Gaming is a $193 billion industry -- nearly double the size of the film and music industries combined -- and there are around three billion gamers worldwide. The new study, by scientists at Finland-based Aalto University reveals misconceptions and concerns about privacy among players.
"We had two supporting lines of inquiry in this study: what players think about games, and what games are really up to with respect to privacy,’ said Janne Lindqvist, associate professor of computer science at Aalto. It was really surprising for study authors how nuanced the considerations of gamers were.
“For example, participants said that, to protect their privacy, they would avoid using voice chat in games unless it was absolutely necessary. Our game analysis revealed that some games try to nudge people to reveal their online identities by offering things like virtual rewards,” said Lindqvist in a paper published in the journal Proceedings of the ACM on Human-Computer Interaction.

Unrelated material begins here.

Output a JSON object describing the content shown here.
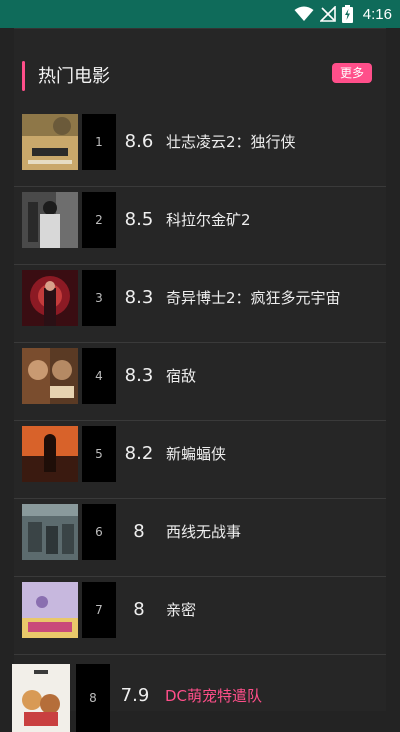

The authors identified instances of games using dark design - interface decisions that manipulate users into doing something they otherwise wouldn’t. These could facilitate the collection of player data and encourage players to integrate their social media accounts or allow data sharing with third parties.
"When social media accounts are linked to games, players generally can’t know what access the games have to these accounts or what information they receive," said Amel Bourdoucen, doctoral researcher in usable security at Aalto.
For example, in some popular games, users can log in with (or link to) their social media accounts, but these games may not specify what data is collected through such integration. “Data handling practices of games are often hidden behind legal jargon in privacy policies,” said Bourdoucen.
When users' data are collected, games should make sure the players understand and consent to what is being collected.
“This can increase the player’s awareness and sense of control in games. Gaming companies should also protect players’ privacy and keep them safe while playing online,” the authors wrote.
According to the study, participants were often unaware that their chat-based conversations might be disclosed to third parties. Games also didn’t notify players of data sharing during the game.
The study showed that players are aware of the risks, and it highlights several mitigation tactics used by players.
“Games really should be fun and safe for everybody, and they should support the player’s autonomy. One way of supporting autonomy would be able to let players opt out from invasive data collection," said Lindqvist.